As we’ve reported on before, in 2014, 3,903 people died in trucking-related accidents. Truck-occupant deaths have seen a quarter-point rise, while trucking accident injuries have seen a 39 percent jump. So should we be worried?

Consider a couple counterpoints. The recession put the brakes on the trucking industry, so crash statistics likewise saw a dip where reporting measures are concerned. So these new numbers pretty much track right alongside the industry’s recent recovery. But is there still a threat to the system somewhere? And how do rules and regulations play into the picture.

Fatigue and Regulations

Driver fatigue is a problem in the trucking industry, but is often under reported. But according to recent studies, when truck drivers and fleet managers are trained to recognize sleep disorders and combat the onset of fatigue, fewer accidents result. Near-crash scenarios, such as nodding off, dropped by a full 40 percent.

According to the FMCSA’s numbers, nearly all truck drivers involved in a fatal crash during during 2013 were either considered fatigued or had exceeded the hours-of-service limits.

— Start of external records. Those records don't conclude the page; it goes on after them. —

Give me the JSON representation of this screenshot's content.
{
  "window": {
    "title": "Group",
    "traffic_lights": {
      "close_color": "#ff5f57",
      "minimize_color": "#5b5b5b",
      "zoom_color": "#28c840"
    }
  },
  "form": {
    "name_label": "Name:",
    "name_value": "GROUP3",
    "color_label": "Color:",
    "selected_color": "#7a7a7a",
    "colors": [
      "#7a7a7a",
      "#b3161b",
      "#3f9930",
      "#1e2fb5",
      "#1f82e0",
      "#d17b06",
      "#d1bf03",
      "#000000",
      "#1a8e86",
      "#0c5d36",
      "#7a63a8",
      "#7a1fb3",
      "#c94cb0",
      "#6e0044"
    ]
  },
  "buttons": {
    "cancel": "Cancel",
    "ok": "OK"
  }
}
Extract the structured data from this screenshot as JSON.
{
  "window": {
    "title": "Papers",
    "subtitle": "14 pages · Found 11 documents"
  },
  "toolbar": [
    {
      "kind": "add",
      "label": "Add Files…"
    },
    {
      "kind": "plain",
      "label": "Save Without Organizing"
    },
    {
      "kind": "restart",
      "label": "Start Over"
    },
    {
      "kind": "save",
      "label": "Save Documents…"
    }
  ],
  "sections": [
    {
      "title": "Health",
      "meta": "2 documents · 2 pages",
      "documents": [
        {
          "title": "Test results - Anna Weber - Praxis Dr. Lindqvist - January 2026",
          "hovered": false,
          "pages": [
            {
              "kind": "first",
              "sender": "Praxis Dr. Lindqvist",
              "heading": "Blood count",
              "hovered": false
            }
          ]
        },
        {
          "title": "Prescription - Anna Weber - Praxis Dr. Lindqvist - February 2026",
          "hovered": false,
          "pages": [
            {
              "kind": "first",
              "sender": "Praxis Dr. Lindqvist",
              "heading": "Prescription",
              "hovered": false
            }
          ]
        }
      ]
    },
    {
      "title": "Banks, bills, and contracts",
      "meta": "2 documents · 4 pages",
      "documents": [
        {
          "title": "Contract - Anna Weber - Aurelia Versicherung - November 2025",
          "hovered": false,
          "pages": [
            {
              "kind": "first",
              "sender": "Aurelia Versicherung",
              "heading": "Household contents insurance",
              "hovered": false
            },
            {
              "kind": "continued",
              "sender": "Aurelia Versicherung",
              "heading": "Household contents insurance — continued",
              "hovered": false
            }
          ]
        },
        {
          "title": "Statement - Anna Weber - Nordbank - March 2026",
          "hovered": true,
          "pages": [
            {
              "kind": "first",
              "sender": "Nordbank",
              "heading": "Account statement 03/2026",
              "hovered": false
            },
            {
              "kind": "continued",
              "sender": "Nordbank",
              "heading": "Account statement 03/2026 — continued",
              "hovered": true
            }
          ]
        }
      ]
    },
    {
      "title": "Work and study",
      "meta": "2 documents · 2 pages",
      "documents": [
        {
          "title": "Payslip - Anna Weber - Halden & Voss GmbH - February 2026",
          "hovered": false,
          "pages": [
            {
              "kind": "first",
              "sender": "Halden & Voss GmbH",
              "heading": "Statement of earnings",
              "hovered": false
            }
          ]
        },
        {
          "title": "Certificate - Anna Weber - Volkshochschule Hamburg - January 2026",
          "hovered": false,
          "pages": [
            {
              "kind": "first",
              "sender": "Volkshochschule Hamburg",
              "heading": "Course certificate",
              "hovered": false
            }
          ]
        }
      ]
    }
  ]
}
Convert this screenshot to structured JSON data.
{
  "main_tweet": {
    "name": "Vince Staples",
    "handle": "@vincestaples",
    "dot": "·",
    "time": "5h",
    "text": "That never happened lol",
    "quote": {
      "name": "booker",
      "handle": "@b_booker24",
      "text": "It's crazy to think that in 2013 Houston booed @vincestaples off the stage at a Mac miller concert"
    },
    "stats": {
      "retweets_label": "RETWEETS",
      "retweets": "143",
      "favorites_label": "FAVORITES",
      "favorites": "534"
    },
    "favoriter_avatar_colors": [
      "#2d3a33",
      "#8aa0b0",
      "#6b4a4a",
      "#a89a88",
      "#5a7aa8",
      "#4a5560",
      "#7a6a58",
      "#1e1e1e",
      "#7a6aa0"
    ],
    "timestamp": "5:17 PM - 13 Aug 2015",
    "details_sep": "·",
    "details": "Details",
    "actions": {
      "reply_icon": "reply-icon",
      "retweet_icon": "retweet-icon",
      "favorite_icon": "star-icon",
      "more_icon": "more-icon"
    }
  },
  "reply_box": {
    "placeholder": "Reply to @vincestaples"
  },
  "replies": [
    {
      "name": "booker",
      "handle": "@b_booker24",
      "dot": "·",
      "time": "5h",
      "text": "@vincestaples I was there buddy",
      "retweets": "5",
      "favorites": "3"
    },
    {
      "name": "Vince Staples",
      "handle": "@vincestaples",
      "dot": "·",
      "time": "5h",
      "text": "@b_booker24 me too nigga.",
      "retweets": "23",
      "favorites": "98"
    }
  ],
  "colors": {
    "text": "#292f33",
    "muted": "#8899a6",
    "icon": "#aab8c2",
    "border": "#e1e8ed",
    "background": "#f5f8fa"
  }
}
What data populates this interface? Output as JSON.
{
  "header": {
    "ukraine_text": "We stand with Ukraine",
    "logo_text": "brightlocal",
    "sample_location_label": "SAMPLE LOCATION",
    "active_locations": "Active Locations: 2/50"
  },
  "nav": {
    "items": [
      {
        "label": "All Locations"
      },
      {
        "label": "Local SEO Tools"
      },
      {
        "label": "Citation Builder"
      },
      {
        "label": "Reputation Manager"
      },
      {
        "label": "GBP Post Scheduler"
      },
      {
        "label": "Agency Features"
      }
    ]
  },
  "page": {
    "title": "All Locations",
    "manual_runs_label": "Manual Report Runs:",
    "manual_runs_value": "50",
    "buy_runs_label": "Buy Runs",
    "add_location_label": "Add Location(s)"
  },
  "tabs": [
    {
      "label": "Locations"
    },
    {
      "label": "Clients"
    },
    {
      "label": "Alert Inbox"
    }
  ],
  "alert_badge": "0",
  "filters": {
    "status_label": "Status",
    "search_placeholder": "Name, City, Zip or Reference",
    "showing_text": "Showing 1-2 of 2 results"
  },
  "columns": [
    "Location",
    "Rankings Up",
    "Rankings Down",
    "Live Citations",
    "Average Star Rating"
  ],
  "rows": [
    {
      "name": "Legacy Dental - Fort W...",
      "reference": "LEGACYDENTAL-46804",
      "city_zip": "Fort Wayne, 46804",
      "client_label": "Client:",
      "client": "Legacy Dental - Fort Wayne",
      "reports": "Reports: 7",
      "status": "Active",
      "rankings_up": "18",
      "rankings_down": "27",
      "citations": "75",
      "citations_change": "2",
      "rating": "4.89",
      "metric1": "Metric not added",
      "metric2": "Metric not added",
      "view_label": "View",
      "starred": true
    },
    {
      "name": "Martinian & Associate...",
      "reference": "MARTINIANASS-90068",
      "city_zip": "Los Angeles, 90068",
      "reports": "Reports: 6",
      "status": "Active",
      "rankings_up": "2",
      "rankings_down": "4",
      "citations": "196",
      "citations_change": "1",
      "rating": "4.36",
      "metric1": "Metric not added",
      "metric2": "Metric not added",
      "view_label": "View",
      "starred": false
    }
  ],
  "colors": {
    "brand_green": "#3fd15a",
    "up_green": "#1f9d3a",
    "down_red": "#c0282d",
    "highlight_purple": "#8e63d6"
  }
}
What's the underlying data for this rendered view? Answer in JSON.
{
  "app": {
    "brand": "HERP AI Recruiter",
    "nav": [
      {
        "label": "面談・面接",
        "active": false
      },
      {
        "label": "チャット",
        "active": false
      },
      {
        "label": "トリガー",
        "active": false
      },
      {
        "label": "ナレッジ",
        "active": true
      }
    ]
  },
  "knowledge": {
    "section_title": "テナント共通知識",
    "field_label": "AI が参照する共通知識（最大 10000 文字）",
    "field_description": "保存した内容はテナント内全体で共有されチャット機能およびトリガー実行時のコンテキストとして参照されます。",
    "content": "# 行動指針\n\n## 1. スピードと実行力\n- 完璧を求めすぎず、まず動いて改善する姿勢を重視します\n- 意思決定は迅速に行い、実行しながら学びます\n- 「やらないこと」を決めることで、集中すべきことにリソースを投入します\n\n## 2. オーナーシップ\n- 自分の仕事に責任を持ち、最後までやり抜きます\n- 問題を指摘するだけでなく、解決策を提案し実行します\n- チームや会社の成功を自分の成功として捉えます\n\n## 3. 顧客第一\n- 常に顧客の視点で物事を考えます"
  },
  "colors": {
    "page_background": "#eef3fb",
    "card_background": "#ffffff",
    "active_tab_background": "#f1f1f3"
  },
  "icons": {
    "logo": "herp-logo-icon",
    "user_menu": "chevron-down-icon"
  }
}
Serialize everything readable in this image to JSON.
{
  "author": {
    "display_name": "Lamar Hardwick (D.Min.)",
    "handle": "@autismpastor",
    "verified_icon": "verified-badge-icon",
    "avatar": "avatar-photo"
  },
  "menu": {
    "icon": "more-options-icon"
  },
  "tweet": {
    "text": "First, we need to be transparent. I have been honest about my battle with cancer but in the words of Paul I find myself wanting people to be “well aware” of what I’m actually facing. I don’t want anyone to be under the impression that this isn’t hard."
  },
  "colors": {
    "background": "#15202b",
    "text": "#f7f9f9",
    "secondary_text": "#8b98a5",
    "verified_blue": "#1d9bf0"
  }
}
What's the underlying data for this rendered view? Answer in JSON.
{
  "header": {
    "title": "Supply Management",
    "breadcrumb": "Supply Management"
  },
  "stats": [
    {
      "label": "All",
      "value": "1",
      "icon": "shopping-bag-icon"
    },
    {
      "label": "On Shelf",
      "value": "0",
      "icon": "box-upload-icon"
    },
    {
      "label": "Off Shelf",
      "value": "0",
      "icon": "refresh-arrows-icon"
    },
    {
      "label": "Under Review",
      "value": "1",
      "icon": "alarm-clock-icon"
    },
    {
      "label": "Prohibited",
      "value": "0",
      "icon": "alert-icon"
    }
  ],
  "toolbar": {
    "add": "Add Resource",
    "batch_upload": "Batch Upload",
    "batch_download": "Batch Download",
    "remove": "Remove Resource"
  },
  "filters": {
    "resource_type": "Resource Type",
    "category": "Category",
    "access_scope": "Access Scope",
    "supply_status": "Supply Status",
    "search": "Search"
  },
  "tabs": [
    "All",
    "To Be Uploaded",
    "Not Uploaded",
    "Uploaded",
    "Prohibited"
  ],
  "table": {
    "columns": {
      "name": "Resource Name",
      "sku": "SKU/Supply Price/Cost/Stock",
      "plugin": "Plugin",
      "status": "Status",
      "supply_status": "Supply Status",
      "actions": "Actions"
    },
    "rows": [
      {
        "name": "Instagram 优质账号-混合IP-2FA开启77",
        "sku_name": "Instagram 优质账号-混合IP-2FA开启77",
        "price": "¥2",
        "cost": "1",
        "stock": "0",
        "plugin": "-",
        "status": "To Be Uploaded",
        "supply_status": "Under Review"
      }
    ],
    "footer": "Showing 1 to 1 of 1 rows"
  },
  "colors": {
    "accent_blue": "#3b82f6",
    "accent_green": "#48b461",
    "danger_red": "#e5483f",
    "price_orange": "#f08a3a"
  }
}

Last summer, the NHTSA and FMCSA put forth a proposal that would mandate all heavy-duty commercial trucks and other similar vehicles be maintained with speed-limiting governors.  The agencies say the lower truck speeds could save as many as 500 lives a year. They also say that lower speeds translate into lower fuel economy.

Finally, pointing a dollar figure to the problem, the regulatory groups posited that the initiative could save the industry up to $1 billion in fuel annually. And while the American Trucking Associations (ATA) has been heavily lobbying for this change, the Owner-Operator Independent Drivers Association is firmly against it.

The Debate

At this point in time, truck drivers can legally drive for 60 hours over seven days. They can also do 70 hours over eight days, but they do have a 34-hour rest period before starting again. In 2013, trucking companies were able to get the 1:00am to 5:00am mandatory rest period suspended.

The ATA was vehemently opposed to mandated nighttime rest periods, saying the rule made the roads less safe. They mentioned that they weren’t necessarily asking for additional hours, but rather the flexibility to use them efficiently and effectively, in the method of their choosing, within the law.

Then, in 2014, another transportation bill amendment saw a rider attached that would have expanded a driver’s on-duty time to 82 hours a week. Again, that amendment was cut. The new version now allows 73 hours in seven days, which stands at 13 hours over the current limit.

Final Rules

Still, this is about more than effective fatigue training. There are more pieces of legislation in the works. One would raise the maximum vehicle weight from 80,000 to 91,000 pounds. Consider that in Minnesota it is already legal for logging trucks to weigh up to 99,000 pounds and it isn’t hard to see where this could all go.

The final few pieces of pending legislation that could have a big impact on safety includes one that seeks to block all trucking safety records from the public for a minimum of two years.

Finally, the FMCSA is proposing to institute a “non-preventable” crash clause where the truck driver is proved not at fault. So where will all this go? While no one knows just yet, modern truck drivers have plenty to think about, and safety isn’t free.